Will Things 3 Help Cultured Code Shed Its Lethargic Reputation?
Knight in shining armor.
If you’re a Things user, you may or may not be disappointed that Cultured Code doesn’t frequently update its iOS or Mac apps.
Personally, I haven’t been a user long enough to notice. I don’t even care too much about the frequency of a product’s updates, provided that the current version does what I need it to do.
It’s true that some Things users may have a legitimate gripe with Cultured Code. After all, it did take a long time to release Things’ sync service. And Things 2 does have a slightly dated look to it.
But some users are adamant about getting constant updates just for the sake of getting them. For example, blogger Rands decided to look elsewhere for his GTD needs, prompted by what he called Things’ stagnation (even as he freely admitted that there was nothing wring with Things’ functionality and stability).
In an ideal world, companies would be able to release frequent updates that made their apps more attractive and current, but which were also stable and well-designed. In reality, companies often have to choose one over the other.
As a paying Things customer, I for one am happy that Cultured Code favors the latter.
Things 3: Coming Late?
Cultured Code’s approach: slow but steady.
Whether you want a revamped toy to play with or a truly need new features, you will likely get your wish sometime this year. (Things 3 was purported to be released early this year, but this being April, it’s now obvious you have still some waiting to do.)
Indeed, a reader commented on my previous article on Things that the company would likely release Things 3 just in time for iOS 8, which is widely expected to be announced at the upcoming Apple’s Worldwide Developer’s Conference in June. (The comment is now gone.)
However, when contacted about this article, a Cultured Code representative said they can’t offer an ETA for the release at the moment, and that they don’t currently have any plans to make their release coincide with iOS 8.
As for their so-called lethargy, here’s the company’s reply to my enquiry:
“A few months after we finished Things 2 (2012), we turned our attention to the next major iteration of Things. In the intervening time, we did release some updates to Things 2, but nothing too major. Since Things 3 has been the focus of our attention, we haven’t spent too much time on our Things 2 codebase – and when iOS 7 came out, it began to look a little out of place.
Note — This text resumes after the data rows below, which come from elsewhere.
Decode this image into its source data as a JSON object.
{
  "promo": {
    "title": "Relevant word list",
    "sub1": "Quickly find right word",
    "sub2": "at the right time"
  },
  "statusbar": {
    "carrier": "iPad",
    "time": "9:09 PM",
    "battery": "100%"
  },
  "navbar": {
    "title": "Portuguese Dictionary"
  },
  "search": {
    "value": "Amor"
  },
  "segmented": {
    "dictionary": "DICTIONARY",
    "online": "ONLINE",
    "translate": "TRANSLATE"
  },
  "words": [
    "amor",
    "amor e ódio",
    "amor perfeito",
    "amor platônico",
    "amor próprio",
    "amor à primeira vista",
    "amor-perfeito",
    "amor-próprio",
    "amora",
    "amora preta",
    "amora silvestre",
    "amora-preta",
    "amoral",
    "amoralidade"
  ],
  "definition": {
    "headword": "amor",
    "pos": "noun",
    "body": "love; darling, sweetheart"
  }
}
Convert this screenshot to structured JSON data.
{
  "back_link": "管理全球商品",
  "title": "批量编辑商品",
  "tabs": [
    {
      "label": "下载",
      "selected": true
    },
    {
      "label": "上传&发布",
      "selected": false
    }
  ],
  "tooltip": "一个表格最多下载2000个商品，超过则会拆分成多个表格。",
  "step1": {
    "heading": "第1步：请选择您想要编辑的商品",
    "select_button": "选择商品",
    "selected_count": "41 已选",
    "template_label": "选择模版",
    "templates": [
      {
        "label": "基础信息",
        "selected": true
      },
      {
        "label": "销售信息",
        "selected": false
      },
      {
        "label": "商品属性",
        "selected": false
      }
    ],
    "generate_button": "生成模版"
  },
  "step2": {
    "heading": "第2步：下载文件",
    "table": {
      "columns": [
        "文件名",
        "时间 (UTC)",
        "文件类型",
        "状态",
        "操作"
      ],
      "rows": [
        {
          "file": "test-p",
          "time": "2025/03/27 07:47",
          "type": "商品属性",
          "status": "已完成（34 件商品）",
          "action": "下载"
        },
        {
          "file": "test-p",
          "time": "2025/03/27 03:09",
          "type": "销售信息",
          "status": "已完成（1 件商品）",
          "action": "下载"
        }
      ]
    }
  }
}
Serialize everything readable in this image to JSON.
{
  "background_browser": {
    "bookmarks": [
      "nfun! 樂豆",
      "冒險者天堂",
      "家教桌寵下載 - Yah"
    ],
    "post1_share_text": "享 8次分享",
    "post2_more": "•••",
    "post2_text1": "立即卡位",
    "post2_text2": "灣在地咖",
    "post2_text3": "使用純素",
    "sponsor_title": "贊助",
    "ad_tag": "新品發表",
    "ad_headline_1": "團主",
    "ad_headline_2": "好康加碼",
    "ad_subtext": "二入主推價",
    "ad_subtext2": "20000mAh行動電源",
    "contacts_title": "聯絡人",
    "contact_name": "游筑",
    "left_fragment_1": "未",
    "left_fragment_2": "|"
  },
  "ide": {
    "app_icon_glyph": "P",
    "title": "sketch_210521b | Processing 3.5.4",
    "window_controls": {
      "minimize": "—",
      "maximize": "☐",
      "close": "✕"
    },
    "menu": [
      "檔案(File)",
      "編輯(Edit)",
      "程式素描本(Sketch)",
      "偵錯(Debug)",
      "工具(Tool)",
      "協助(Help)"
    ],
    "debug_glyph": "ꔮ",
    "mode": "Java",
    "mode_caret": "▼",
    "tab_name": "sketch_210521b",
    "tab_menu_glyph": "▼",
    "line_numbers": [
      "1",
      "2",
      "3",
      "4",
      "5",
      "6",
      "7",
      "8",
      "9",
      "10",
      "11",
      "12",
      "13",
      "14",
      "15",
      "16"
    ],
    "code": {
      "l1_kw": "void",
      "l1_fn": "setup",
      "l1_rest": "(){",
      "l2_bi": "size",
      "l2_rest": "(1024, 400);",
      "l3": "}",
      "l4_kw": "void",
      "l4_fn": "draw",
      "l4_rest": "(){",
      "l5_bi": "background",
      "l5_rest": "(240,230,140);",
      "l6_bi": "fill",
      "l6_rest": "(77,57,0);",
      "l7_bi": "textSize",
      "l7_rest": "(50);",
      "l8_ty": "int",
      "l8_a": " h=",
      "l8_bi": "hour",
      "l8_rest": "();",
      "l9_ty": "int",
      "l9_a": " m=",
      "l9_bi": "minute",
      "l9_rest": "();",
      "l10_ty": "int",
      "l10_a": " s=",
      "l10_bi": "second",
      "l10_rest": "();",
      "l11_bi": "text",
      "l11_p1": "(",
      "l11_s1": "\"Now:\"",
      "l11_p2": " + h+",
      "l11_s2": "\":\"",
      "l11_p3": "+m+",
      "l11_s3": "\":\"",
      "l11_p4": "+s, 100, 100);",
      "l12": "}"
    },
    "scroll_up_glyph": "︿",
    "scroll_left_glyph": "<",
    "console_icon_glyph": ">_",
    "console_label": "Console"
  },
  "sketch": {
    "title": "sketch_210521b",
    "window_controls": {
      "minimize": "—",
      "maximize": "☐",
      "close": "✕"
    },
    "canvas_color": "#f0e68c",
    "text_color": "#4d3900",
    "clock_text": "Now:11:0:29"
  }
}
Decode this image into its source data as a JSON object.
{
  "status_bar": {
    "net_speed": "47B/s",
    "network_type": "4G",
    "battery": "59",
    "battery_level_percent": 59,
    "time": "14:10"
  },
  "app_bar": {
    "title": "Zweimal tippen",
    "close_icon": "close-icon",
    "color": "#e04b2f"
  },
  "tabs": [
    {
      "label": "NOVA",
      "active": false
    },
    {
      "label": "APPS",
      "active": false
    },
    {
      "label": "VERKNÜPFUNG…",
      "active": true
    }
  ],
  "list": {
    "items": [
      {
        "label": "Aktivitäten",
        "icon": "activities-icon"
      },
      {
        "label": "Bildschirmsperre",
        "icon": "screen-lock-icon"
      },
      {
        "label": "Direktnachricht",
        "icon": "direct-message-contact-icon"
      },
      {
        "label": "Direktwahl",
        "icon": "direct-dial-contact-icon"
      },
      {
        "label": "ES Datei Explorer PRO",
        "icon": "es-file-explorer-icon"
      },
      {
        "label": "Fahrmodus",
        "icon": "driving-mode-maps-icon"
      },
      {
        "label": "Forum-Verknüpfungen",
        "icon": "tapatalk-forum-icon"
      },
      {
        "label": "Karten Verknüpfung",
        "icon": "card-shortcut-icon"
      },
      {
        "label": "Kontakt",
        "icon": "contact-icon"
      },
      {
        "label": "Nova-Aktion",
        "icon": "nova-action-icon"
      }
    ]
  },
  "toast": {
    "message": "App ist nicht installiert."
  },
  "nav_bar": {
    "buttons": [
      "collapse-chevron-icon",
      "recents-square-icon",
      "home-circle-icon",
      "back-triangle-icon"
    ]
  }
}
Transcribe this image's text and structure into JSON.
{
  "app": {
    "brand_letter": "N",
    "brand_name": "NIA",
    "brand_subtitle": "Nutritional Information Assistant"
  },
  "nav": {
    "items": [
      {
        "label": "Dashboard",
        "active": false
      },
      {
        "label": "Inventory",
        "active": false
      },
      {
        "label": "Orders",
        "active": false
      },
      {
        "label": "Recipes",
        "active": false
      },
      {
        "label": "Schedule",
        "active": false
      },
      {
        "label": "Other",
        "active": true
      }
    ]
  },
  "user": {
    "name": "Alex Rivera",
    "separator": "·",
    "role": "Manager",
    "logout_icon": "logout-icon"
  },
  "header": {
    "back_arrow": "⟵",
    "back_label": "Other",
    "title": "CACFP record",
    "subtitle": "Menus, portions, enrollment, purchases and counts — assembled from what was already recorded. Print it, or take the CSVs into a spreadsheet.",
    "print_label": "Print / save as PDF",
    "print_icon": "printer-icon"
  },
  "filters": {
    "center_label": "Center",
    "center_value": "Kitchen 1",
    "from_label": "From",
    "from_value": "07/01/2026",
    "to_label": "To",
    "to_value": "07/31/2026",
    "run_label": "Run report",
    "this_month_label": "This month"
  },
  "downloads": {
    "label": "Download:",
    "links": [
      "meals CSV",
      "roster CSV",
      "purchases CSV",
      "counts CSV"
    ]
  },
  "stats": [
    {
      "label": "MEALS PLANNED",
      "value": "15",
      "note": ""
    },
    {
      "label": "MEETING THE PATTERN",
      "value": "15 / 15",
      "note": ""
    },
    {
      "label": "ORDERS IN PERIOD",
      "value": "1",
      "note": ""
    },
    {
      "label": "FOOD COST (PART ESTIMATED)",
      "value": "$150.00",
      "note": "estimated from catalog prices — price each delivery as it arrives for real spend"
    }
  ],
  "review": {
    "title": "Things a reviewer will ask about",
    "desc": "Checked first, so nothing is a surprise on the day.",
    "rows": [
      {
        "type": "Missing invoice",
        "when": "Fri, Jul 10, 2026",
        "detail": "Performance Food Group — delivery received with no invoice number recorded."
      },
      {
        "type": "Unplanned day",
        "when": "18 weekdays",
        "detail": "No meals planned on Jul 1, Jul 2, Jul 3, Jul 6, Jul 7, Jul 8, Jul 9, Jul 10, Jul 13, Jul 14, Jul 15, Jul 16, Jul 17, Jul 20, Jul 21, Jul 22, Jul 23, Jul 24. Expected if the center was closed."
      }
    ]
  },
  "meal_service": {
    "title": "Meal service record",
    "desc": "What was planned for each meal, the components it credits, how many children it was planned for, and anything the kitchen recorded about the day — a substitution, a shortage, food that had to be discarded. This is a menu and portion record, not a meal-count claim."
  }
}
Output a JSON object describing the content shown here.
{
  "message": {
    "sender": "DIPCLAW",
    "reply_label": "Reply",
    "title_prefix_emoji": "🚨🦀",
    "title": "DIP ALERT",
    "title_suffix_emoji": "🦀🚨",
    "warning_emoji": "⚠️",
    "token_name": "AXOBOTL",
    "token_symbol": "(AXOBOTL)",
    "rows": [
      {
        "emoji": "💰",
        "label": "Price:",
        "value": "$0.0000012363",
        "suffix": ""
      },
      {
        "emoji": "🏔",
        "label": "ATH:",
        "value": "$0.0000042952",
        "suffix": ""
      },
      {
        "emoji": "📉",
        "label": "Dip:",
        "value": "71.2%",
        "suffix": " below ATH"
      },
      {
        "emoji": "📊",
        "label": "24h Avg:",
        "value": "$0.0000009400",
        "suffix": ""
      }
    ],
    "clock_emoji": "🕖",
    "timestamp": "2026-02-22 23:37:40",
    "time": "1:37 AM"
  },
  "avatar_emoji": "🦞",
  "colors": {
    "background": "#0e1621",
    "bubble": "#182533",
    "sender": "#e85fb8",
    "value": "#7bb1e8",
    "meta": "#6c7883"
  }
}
This sort of amplifies the lack of a major update, and I can understand that people are eager to see a new UI in our apps. Things 3 will be the first time we’ve seriously modified the UI (although Things 2 did have some tweaks), and we’re intent on achieving a high level of quality (in addition to some new features) – and that takes a considerable length of time. We hope to deliver Things 3 to all devices as soon as we possibly can.”
Things 3 Details
Announced on December, 2013 just as the company sold its millionth copy, Things 3 promises to bring a “fresh new visual style, a revised user interface, more structure for your lists, and an array of great new features that are designed to make you more productive,” according to Cultured Code’s blog.
The company also says they’ve revisited many areas of the app that have been neglected in the past, and renovated much of their codebase.
“It’s the most ambitious update we’ve ever undertaken,” boasts the Things 3 announcement.
A fresh visual style and a revised iOS 7-compatible user interface are always welcome. They will also appeal to those users who crave new looks and a fresher UI.
But what else is Things 3 bringing to the table? What does the company mean by “array of great new features”? More importantly, exactly when will it ship—and for how much, if anything?
On all counts, Cultured Code is keeping mum. We can speculate the new version will address common requests like contacts integration, a fresher look and reminders. And thanks to the project’s status board, we know Cultured Code is going beyond eye candy: on February 10, the company wrote that besides animations and all new-sidebar icons, it had also reintroduced behavioural refinements.
My Own Wish-list. What’s Yours?
Could Cultured Code take a cue from Evernote and let users send to-dos and addittional information to a secret, personal email address?
I for one would appreciate being able to search by multiple tags. And since the Quick Entry feature in the Mac app has become a favorite of mine, I would also to see something similar on my iPhone version. Something basic would work, even if it was an Evernote-inspired email solution where you place tags and project names in the subject line. Lastly, time- and geo-based reminders would be great.